* PROBLEM: In the entries below, find each line bearing the string "Site" and copy it.

* RECORDS FOR THIS TASK:
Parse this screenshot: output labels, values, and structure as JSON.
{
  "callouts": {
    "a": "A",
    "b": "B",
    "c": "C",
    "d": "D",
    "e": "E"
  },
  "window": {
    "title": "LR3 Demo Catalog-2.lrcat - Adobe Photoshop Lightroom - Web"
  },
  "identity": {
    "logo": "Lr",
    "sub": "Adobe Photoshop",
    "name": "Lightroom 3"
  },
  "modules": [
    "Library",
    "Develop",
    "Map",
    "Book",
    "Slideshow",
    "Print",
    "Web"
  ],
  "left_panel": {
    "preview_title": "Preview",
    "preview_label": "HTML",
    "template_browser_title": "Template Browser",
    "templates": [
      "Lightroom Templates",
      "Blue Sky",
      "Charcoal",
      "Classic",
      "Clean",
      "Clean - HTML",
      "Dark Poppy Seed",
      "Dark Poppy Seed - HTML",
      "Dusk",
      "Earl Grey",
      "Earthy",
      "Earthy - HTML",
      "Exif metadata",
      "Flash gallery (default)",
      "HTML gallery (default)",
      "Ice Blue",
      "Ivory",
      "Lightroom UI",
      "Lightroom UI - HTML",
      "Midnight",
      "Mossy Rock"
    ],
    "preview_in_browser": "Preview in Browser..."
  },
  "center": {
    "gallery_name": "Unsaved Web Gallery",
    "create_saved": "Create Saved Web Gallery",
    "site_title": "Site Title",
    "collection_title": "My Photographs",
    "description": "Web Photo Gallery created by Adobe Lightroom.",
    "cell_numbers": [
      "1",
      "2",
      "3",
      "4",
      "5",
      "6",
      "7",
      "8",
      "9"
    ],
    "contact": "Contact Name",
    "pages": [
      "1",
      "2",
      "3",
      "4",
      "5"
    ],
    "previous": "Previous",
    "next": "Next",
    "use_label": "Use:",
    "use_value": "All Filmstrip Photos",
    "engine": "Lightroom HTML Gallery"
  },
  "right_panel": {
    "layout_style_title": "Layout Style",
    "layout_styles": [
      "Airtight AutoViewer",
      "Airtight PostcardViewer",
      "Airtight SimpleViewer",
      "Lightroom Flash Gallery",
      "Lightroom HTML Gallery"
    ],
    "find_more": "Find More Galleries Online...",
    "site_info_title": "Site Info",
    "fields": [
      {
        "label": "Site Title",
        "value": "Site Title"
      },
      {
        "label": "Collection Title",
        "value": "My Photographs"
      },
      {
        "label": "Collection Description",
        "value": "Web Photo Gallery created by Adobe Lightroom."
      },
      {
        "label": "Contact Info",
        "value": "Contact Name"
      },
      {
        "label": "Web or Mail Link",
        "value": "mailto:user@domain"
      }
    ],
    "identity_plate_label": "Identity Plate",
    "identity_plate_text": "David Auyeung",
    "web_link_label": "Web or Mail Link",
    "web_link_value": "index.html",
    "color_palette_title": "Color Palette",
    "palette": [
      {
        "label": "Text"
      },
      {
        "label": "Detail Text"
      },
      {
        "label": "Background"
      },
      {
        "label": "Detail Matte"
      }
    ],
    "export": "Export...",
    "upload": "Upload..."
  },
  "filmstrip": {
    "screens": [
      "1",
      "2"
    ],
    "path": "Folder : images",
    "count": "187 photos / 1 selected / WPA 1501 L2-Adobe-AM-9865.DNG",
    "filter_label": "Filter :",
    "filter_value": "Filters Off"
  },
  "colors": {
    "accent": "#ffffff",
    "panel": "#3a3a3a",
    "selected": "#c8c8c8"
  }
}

* RESPONSE BOX:
    "site_title": "Site Title",
    "site_info_title": "Site Info",
        "label": "Site Title",
        "value": "Site Title"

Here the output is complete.